To my mind, a £30+ bottle of gin should be really special. Something that you buy a friend as a present. Something you recommend when someone asks, “Bob likes his gin – can you recommend a good one for his leaving present?”. Something you leave on the shelf and drink sparingly to make it last. Something that makes you utter “Wow!” every time you crack-open that bottle.
I can imagine it being hard for the creators of gin too. They spend months or years researching and experimenting, to eventually concoct what they think is the bees-knees; of course they will think that their creation compares with the best. However, there needs to be an extensive, objective assessment of where a product sits within the various price brackets.
The world needs more gins like Brecon; an excellent gin at a very reasonable price. I suppose that there’s an argument that this one went the other way and didn’t price high enough – but everyone loves their top-quality bargain and I think that’s a pricing strategy unto itself. On the flip-side, no one wants a rip-off, which brings me full circle really.

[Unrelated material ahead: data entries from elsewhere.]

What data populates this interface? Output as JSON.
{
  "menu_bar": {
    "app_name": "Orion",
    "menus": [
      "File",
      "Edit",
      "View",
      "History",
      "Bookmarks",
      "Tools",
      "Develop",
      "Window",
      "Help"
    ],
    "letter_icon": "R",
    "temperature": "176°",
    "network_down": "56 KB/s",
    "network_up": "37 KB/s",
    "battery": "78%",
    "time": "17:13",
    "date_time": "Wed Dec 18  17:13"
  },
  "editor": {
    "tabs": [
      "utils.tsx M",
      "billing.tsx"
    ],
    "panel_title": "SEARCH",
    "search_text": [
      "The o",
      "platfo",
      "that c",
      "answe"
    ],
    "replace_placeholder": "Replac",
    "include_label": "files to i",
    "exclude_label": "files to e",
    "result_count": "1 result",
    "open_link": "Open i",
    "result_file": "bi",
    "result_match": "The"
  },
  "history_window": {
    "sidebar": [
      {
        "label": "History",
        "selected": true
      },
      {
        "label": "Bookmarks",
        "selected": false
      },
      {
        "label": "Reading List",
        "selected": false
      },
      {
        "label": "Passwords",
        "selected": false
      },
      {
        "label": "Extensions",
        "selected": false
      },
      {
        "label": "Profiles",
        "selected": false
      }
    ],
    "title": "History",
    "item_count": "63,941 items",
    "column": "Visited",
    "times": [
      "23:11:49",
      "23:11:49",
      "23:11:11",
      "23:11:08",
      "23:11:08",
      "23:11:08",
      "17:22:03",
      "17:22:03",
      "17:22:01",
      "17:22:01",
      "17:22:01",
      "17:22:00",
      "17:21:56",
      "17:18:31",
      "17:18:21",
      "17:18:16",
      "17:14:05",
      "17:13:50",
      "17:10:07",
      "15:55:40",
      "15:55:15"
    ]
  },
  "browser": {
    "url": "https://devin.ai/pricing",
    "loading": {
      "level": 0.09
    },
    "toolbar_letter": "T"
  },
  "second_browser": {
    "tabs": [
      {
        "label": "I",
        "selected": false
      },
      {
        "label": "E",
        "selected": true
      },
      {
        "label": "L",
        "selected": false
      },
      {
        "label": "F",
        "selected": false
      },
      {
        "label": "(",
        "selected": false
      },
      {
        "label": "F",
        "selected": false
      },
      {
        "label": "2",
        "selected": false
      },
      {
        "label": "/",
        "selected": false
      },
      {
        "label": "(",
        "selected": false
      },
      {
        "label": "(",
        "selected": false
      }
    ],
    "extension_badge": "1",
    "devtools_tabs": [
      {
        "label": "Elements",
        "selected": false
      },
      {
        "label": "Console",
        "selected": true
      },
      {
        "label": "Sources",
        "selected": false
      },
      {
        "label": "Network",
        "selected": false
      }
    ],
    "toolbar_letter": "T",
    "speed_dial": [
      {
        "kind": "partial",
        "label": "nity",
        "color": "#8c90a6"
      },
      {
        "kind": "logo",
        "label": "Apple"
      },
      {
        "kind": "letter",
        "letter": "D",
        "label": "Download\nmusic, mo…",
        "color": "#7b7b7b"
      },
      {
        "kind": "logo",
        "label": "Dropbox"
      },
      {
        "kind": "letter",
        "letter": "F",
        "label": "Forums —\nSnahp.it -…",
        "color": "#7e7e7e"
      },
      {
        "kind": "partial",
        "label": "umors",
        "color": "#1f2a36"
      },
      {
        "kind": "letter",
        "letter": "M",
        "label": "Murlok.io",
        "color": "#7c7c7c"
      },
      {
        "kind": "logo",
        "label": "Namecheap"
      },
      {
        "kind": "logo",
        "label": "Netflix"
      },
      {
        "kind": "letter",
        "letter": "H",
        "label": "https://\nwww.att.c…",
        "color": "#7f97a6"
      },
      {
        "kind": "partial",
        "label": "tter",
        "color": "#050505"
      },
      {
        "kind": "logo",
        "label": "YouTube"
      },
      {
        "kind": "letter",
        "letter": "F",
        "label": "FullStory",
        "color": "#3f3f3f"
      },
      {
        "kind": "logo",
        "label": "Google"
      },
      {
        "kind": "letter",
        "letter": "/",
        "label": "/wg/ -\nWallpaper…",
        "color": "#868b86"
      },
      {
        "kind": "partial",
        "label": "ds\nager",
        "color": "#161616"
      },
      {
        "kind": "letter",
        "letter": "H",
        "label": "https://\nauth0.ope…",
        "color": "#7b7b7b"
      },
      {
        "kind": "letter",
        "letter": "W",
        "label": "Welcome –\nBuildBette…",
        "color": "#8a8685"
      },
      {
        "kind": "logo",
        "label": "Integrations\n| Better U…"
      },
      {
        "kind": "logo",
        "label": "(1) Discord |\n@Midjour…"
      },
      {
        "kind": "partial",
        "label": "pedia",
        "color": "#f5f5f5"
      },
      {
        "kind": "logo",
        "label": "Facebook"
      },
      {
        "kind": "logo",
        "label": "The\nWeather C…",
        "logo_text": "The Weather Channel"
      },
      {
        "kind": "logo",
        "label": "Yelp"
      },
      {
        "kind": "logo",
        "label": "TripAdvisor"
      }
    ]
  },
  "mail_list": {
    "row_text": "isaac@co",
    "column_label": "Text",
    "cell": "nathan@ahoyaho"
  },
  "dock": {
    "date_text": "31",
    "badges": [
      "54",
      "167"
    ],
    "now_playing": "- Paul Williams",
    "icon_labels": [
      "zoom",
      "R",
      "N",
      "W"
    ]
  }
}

What do you think? Do the recent barrage of premium gin releases justify their price-tag, or are we just seeing egos inflating prices? Have you discovered any bargains recently?
Cash Register image courtesy of Jo Jackman on flickr